Focused ion beams, climate change and the Other Woman

focused ion beam, climate change

Sideview of a soot particle as seen in a Focused Ion Beam thingie.

Here’s an example of a piece that explains a fairly heavy duty scientific topic — focused ion beams and climate change — while giving it a light touch. Keep the light hand in mind as you, too, write complex articles. Not all need be entertaining, of course, but they should all be understandable.

My friends Glen and Kimba and I were hanging around and somehow our conversation shifted from Facebook to a discussion of particulate matter, focused ion beams and climate change.

My husband, Joe, happens to study atmospheric particles as part of his climate change research. A particle is a mere spec, but get a bunch of them together and they produce clouds and smog, among other things.

Each spec is made of molecules, and to figure out what they are, you need an electron microscope armed with a gizmo called a FIB (focused ion beam)

focused ion beam, climate change

Top view of same soot particle.

The FIB enables you to view particles three-dimensionally and on a molecular level. A two-dimensional view is insufficient. It cannot identify which molecules are on the particle’s sides or back; nor does it identify which are buried within its depths.
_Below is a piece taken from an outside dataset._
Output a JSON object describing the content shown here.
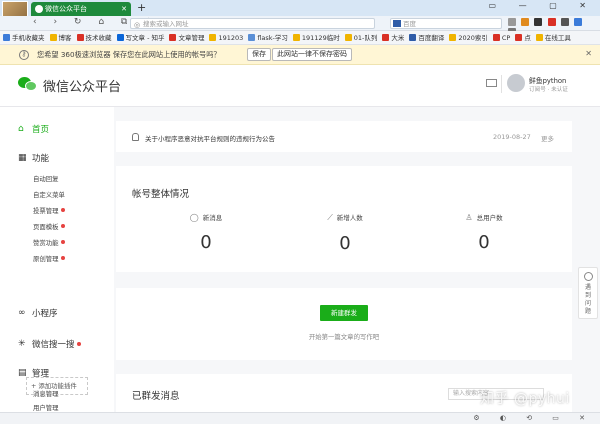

The FIB works like a bread slicer, only instead of slicing bread, it slices the particle. The particle is placed (staged) on a wafer (think of it as a plate) that is made of germanium. Wafers can also be made of silicon, carbon, etc. (Joe explained his preference for germanium, but I wasn’t listening because I was trying to grasp the whole bread slicer thing.)

Anyway, instead of making 20 cuts per loaf of bread, the FIB makes hundreds of cuts per particle. Each is measured in nanometers (1 millimeter = 1 million nanometers).

focused ion beam, climate change

Same soot particle, staged in carbon and partially sliced; molecules beginning to show.

As the FIB slices the particle from the outside in, its innards (molecules) are revealed. The FIB then identifies the what’s in the molecules themselves, e.g., silicon, iron, carbon, copper, etc.

Why go through this rigmarole? Because if you can’t identify the elements floating about the atmosphere, you can’t tell which are contributing to climate change. For example, some elements absorb light, heating the atmosphere (bad), while others reflect light, cooling the atmosphere (not so bad).

And there you have it: focused ion beams, particulates, molecules and climate change. Impress your friends. (FYI, should you be impressed with me, my husband actually vetted the above.)

You also now know what my hubby does for a living, does for love. The FIB is the Other Woman with whom he spends an inordinate amount of time. Unless there really is another woman. Hmmm … is he FIB-ing?

, , , , , , , , , , , , , , ,

No comments yet.

Leave a Reply

This site uses Akismet to reduce spam. Learn how your comment data is processed.